William Smith (1833/34-1867), Advertise. How? When? Where? With illustrations by William McConnell (1833-1867) and Joseph Swann (London: Routledge, Warne, and Routledge, 1863). Graphic Arts Collection GAX 2013- in process
Historian Thomas Richards calls William Smith, author of Advertise. How? When? Where? a “prophet of modern advertising.” He notes that after the Great Exhibition of 1851 traditional methods of advertising changed radically and that Smith asserted that advertisers ought to exploit these new technologies so as to monopolize all attention. (The Commodity Culture of Victorian England: Advertising and Spectacle, 1851-1914, Stanford University Press, 1991).
I like the fact that he could tell you how many fliers to print if you wanted to paper Covent Garden on a Friday night.

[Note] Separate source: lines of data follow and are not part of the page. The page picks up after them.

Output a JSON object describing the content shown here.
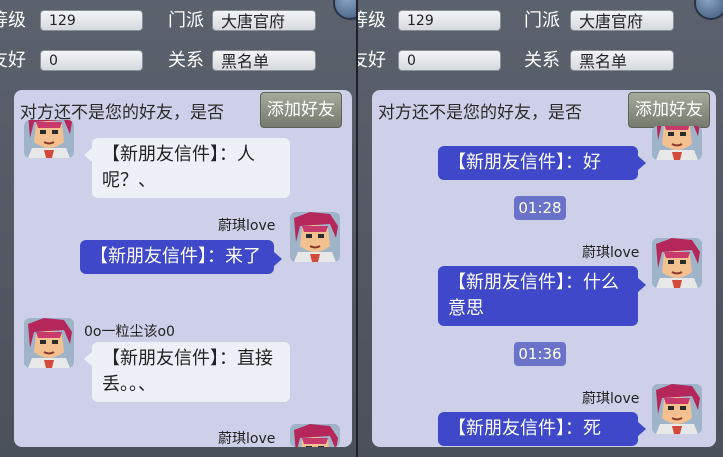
{
  "panel_left": {
    "level_label": "等级",
    "level_value": "129",
    "sect_label": "门派",
    "sect_value": "大唐官府",
    "friendship_label": "友好",
    "friendship_value": "0",
    "relation_label": "关系",
    "relation_value": "黑名单",
    "notice": "对方还不是您的好友，是否",
    "add_friend_button": "添加好友",
    "messages": [
      {
        "sender": "",
        "text": "【新朋友信件】：人呢？、"
      },
      {
        "sender": "蔚琪love",
        "text": "【新朋友信件】：来了"
      },
      {
        "sender": "0o一粒尘该o0",
        "text": "【新朋友信件】：直接丢。。、"
      },
      {
        "sender": "蔚琪love",
        "text": ""
      }
    ]
  },
  "panel_right": {
    "level_label": "等级",
    "level_value": "129",
    "sect_label": "门派",
    "sect_value": "大唐官府",
    "friendship_label": "友好",
    "friendship_value": "0",
    "relation_label": "关系",
    "relation_value": "黑名单",
    "notice": "对方还不是您的好友，是否",
    "add_friend_button": "添加好友",
    "messages": [
      {
        "sender": "",
        "text": "【新朋友信件】：好"
      },
      {
        "timestamp": "01:28"
      },
      {
        "sender": "蔚琪love",
        "text": "【新朋友信件】：什么意思"
      },
      {
        "timestamp": "01:36"
      },
      {
        "sender": "蔚琪love",
        "text": "【新朋友信件】：死"
      }
    ]
  },
  "icons": [
    "close-icon",
    "avatar-icon"
  ],
  "colors": {
    "own_bubble": "#3e48c8",
    "other_bubble": "#eef0f7",
    "chat_bg": "#cdd0e8",
    "timestamp_bg": "#6a72c9"
  }
}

Thomas argued, “Spectacle has become paramount. The commodities in the Crystal Palace are no longer the trivial things that Marx had once said they could be mistaken for; they are a sensual feast for the eye of the spectator, and they have taken on the ceremonial trappings of the dominate institutions and vested interests of mid-Victorian England. In his little book, which later went through twenty-three editions, Smith was one of the first in advertising to acknowledge the power of spectacle in organizing and channeling signification around and through manufactured objects.”